Dataset rows describing interfaces
= = = = = = =

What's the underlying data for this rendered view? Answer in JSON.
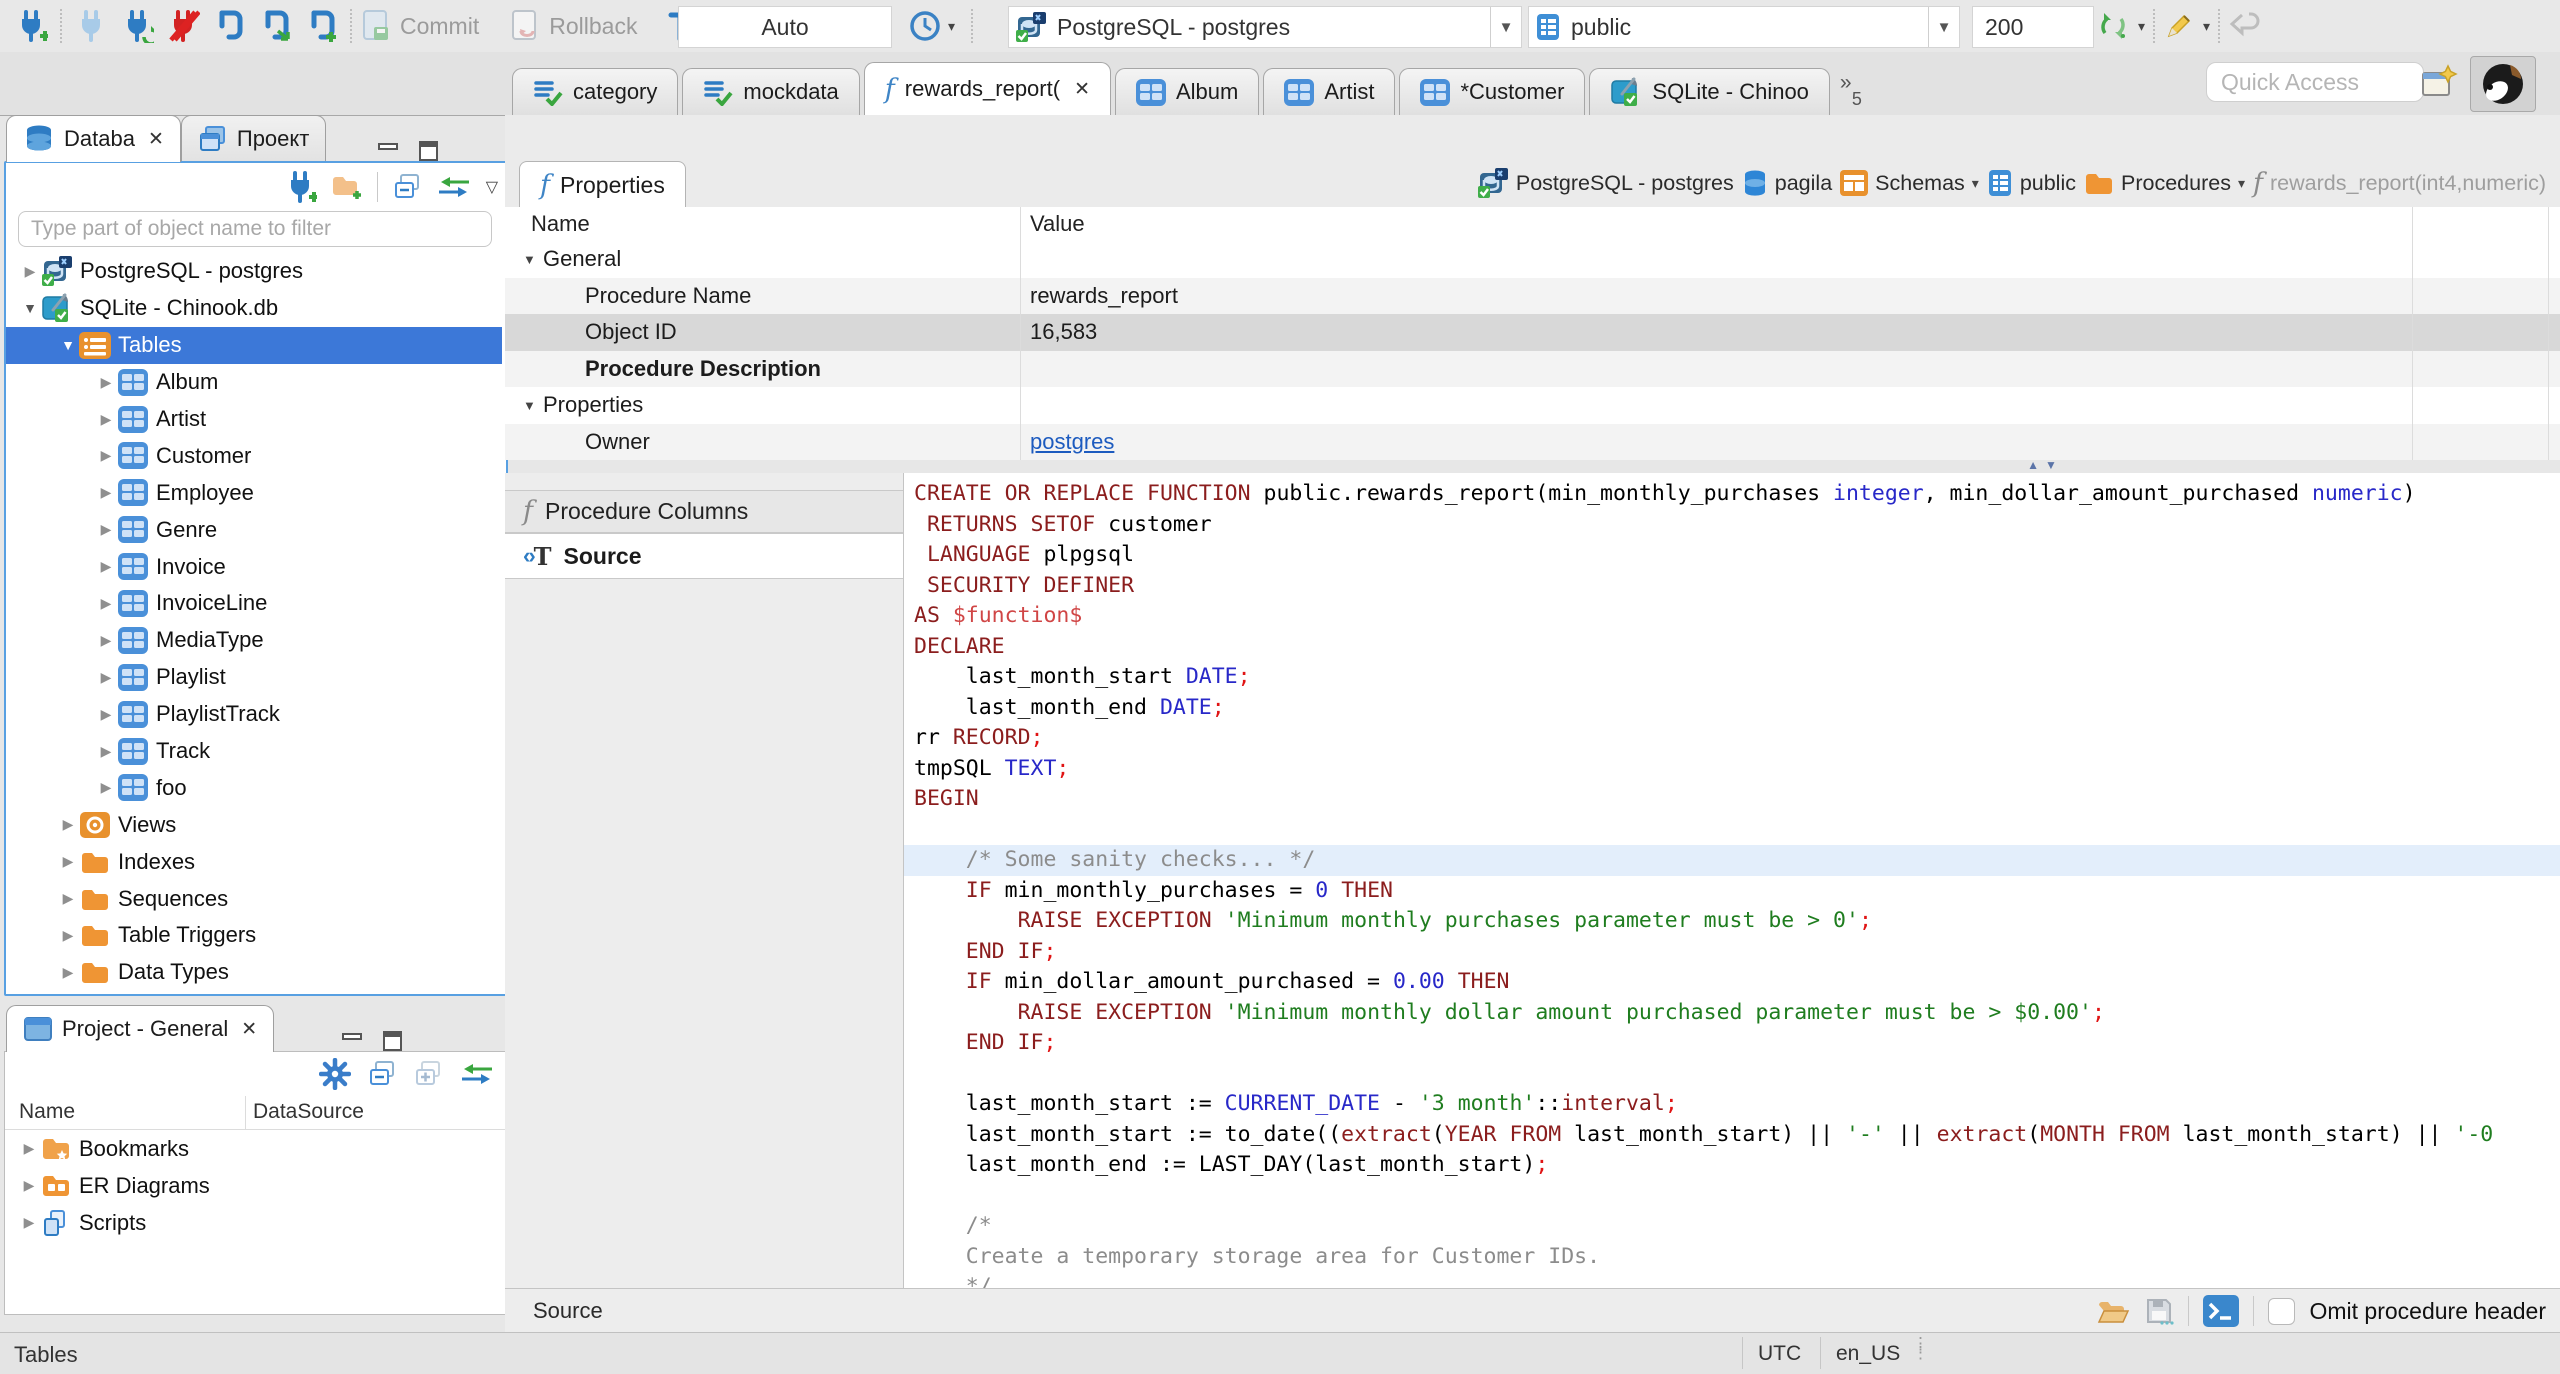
{
  "toolbar": {
    "commit_label": "Commit",
    "rollback_label": "Rollback",
    "autocommit_value": "Auto",
    "connection_value": "PostgreSQL - postgres",
    "schema_value": "public",
    "fetch_size_value": "200"
  },
  "quick_access_placeholder": "Quick Access",
  "editor_tabs": {
    "tabs": [
      {
        "label": "category",
        "icon": "script-check",
        "active": false,
        "closable": false
      },
      {
        "label": "mockdata",
        "icon": "script-check",
        "active": false,
        "closable": false
      },
      {
        "label": "rewards_report(",
        "icon": "function-blue",
        "active": true,
        "closable": true
      },
      {
        "label": "Album",
        "icon": "table",
        "active": false,
        "closable": false
      },
      {
        "label": "Artist",
        "icon": "table",
        "active": false,
        "closable": false
      },
      {
        "label": "*Customer",
        "icon": "table",
        "active": false,
        "closable": false
      },
      {
        "label": "SQLite - Chinoo",
        "icon": "sqlite",
        "active": false,
        "closable": false
      }
    ],
    "overflow_count": "5"
  },
  "navigator": {
    "tab_database": "Databa",
    "tab_projects": "Проект",
    "filter_placeholder": "Type part of object name to filter",
    "tree": [
      {
        "label": "PostgreSQL - postgres",
        "level": 0,
        "state": "collapsed",
        "icon": "postgres",
        "selected": false
      },
      {
        "label": "SQLite - Chinook.db",
        "level": 0,
        "state": "expanded",
        "icon": "sqlite",
        "selected": false
      },
      {
        "label": "Tables",
        "level": 1,
        "state": "expanded",
        "icon": "table-folder",
        "selected": true
      },
      {
        "label": "Album",
        "level": 2,
        "state": "collapsed",
        "icon": "table",
        "selected": false
      },
      {
        "label": "Artist",
        "level": 2,
        "state": "collapsed",
        "icon": "table",
        "selected": false
      },
      {
        "label": "Customer",
        "level": 2,
        "state": "collapsed",
        "icon": "table",
        "selected": false
      },
      {
        "label": "Employee",
        "level": 2,
        "state": "collapsed",
        "icon": "table",
        "selected": false
      },
      {
        "label": "Genre",
        "level": 2,
        "state": "collapsed",
        "icon": "table",
        "selected": false
      },
      {
        "label": "Invoice",
        "level": 2,
        "state": "collapsed",
        "icon": "table",
        "selected": false
      },
      {
        "label": "InvoiceLine",
        "level": 2,
        "state": "collapsed",
        "icon": "table",
        "selected": false
      },
      {
        "label": "MediaType",
        "level": 2,
        "state": "collapsed",
        "icon": "table",
        "selected": false
      },
      {
        "label": "Playlist",
        "level": 2,
        "state": "collapsed",
        "icon": "table",
        "selected": false
      },
      {
        "label": "PlaylistTrack",
        "level": 2,
        "state": "collapsed",
        "icon": "table",
        "selected": false
      },
      {
        "label": "Track",
        "level": 2,
        "state": "collapsed",
        "icon": "table",
        "selected": false
      },
      {
        "label": "foo",
        "level": 2,
        "state": "collapsed",
        "icon": "table",
        "selected": false
      },
      {
        "label": "Views",
        "level": 1,
        "state": "collapsed",
        "icon": "views",
        "selected": false
      },
      {
        "label": "Indexes",
        "level": 1,
        "state": "collapsed",
        "icon": "folder",
        "selected": false
      },
      {
        "label": "Sequences",
        "level": 1,
        "state": "collapsed",
        "icon": "folder",
        "selected": false
      },
      {
        "label": "Table Triggers",
        "level": 1,
        "state": "collapsed",
        "icon": "folder",
        "selected": false
      },
      {
        "label": "Data Types",
        "level": 1,
        "state": "collapsed",
        "icon": "folder",
        "selected": false
      }
    ]
  },
  "project_panel": {
    "title": "Project - General",
    "columns": [
      "Name",
      "DataSource"
    ],
    "tree": [
      {
        "label": "Bookmarks",
        "icon": "folder-star"
      },
      {
        "label": "ER Diagrams",
        "icon": "folder-diagram"
      },
      {
        "label": "Scripts",
        "icon": "scripts"
      }
    ]
  },
  "properties_view": {
    "tab_label": "Properties",
    "breadcrumb": [
      {
        "label": "PostgreSQL - postgres",
        "icon": "postgres",
        "dropdown": false,
        "muted": false
      },
      {
        "label": "pagila",
        "icon": "database",
        "dropdown": false,
        "muted": false
      },
      {
        "label": "Schemas",
        "icon": "schemas",
        "dropdown": true,
        "muted": false
      },
      {
        "label": "public",
        "icon": "schema-public",
        "dropdown": false,
        "muted": false
      },
      {
        "label": "Procedures",
        "icon": "folder",
        "dropdown": true,
        "muted": false
      },
      {
        "label": "rewards_report(int4,numeric)",
        "icon": "function-gray",
        "dropdown": false,
        "muted": true
      }
    ],
    "grid_columns": [
      "Name",
      "Value"
    ],
    "grid_rows": [
      {
        "name": "General",
        "value": "",
        "type": "group",
        "selected": false,
        "bold": false,
        "link": false
      },
      {
        "name": "Procedure Name",
        "value": "rewards_report",
        "type": "item",
        "selected": false,
        "bold": false,
        "link": false
      },
      {
        "name": "Object ID",
        "value": "16,583",
        "type": "item",
        "selected": true,
        "bold": false,
        "link": false
      },
      {
        "name": "Procedure Description",
        "value": "",
        "type": "item",
        "selected": false,
        "bold": true,
        "link": false
      },
      {
        "name": "Properties",
        "value": "",
        "type": "group",
        "selected": false,
        "bold": false,
        "link": false
      },
      {
        "name": "Owner",
        "value": "postgres",
        "type": "item",
        "selected": false,
        "bold": false,
        "link": true
      }
    ],
    "subtabs": [
      {
        "label": "Procedure Columns",
        "icon": "function-gray",
        "active": false
      },
      {
        "label": "Source",
        "icon": "source-text",
        "active": true
      }
    ],
    "bottom_left_label": "Source",
    "omit_header_label": "Omit procedure header"
  },
  "source_editor": {
    "highlight_line_index": 12,
    "lines": [
      [
        [
          "kw",
          "CREATE OR REPLACE FUNCTION "
        ],
        [
          "pl",
          "public.rewards_report(min_monthly_purchases "
        ],
        [
          "ty",
          "integer"
        ],
        [
          "pl",
          ", min_dollar_amount_purchased "
        ],
        [
          "ty",
          "numeric"
        ],
        [
          "pl",
          ")"
        ]
      ],
      [
        [
          "pl",
          " "
        ],
        [
          "kw",
          "RETURNS SETOF"
        ],
        [
          "pl",
          " customer"
        ]
      ],
      [
        [
          "pl",
          " "
        ],
        [
          "kw",
          "LANGUAGE"
        ],
        [
          "pl",
          " plpgsql"
        ]
      ],
      [
        [
          "pl",
          " "
        ],
        [
          "kw",
          "SECURITY DEFINER"
        ]
      ],
      [
        [
          "kw",
          "AS "
        ],
        [
          "dl",
          "$function$"
        ]
      ],
      [
        [
          "kw",
          "DECLARE"
        ]
      ],
      [
        [
          "pl",
          "    last_month_start "
        ],
        [
          "ty",
          "DATE"
        ],
        [
          "sc",
          ";"
        ]
      ],
      [
        [
          "pl",
          "    last_month_end "
        ],
        [
          "ty",
          "DATE"
        ],
        [
          "sc",
          ";"
        ]
      ],
      [
        [
          "pl",
          "rr "
        ],
        [
          "kw",
          "RECORD"
        ],
        [
          "sc",
          ";"
        ]
      ],
      [
        [
          "pl",
          "tmpSQL "
        ],
        [
          "ty",
          "TEXT"
        ],
        [
          "sc",
          ";"
        ]
      ],
      [
        [
          "kw",
          "BEGIN"
        ]
      ],
      [],
      [
        [
          "cm",
          "    /* Some sanity checks... */"
        ]
      ],
      [
        [
          "pl",
          "    "
        ],
        [
          "kw",
          "IF"
        ],
        [
          "pl",
          " min_monthly_purchases = "
        ],
        [
          "nu",
          "0"
        ],
        [
          "pl",
          " "
        ],
        [
          "kw",
          "THEN"
        ]
      ],
      [
        [
          "pl",
          "        "
        ],
        [
          "kw",
          "RAISE EXCEPTION"
        ],
        [
          "pl",
          " "
        ],
        [
          "st",
          "'Minimum monthly purchases parameter must be > 0'"
        ],
        [
          "sc",
          ";"
        ]
      ],
      [
        [
          "pl",
          "    "
        ],
        [
          "kw",
          "END IF"
        ],
        [
          "sc",
          ";"
        ]
      ],
      [
        [
          "pl",
          "    "
        ],
        [
          "kw",
          "IF"
        ],
        [
          "pl",
          " min_dollar_amount_purchased = "
        ],
        [
          "nu",
          "0.00"
        ],
        [
          "pl",
          " "
        ],
        [
          "kw",
          "THEN"
        ]
      ],
      [
        [
          "pl",
          "        "
        ],
        [
          "kw",
          "RAISE EXCEPTION"
        ],
        [
          "pl",
          " "
        ],
        [
          "st",
          "'Minimum monthly dollar amount purchased parameter must be > $0.00'"
        ],
        [
          "sc",
          ";"
        ]
      ],
      [
        [
          "pl",
          "    "
        ],
        [
          "kw",
          "END IF"
        ],
        [
          "sc",
          ";"
        ]
      ],
      [],
      [
        [
          "pl",
          "    last_month_start := "
        ],
        [
          "ty",
          "CURRENT_DATE"
        ],
        [
          "pl",
          " - "
        ],
        [
          "st",
          "'3 month'"
        ],
        [
          "pl",
          "::"
        ],
        [
          "kw",
          "interval"
        ],
        [
          "sc",
          ";"
        ]
      ],
      [
        [
          "pl",
          "    last_month_start := to_date(("
        ],
        [
          "kw",
          "extract"
        ],
        [
          "pl",
          "("
        ],
        [
          "kw",
          "YEAR FROM"
        ],
        [
          "pl",
          " last_month_start) || "
        ],
        [
          "st",
          "'-'"
        ],
        [
          "pl",
          " || "
        ],
        [
          "kw",
          "extract"
        ],
        [
          "pl",
          "("
        ],
        [
          "kw",
          "MONTH FROM"
        ],
        [
          "pl",
          " last_month_start) || "
        ],
        [
          "st",
          "'-0"
        ]
      ],
      [
        [
          "pl",
          "    last_month_end := LAST_DAY(last_month_start)"
        ],
        [
          "sc",
          ";"
        ]
      ],
      [],
      [
        [
          "cm",
          "    /*"
        ]
      ],
      [
        [
          "cm",
          "    Create a temporary storage area for Customer IDs."
        ]
      ],
      [
        [
          "cm",
          "    */"
        ]
      ]
    ]
  },
  "status_bar": {
    "context": "Tables",
    "timezone": "UTC",
    "locale": "en_US"
  }
}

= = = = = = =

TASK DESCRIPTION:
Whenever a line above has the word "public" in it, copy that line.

ANSWER SECTION:
    "schema_value": "public",
        "label": "public",
        "icon": "schema-public",
          "public.rewards_report(min_monthly_purchases "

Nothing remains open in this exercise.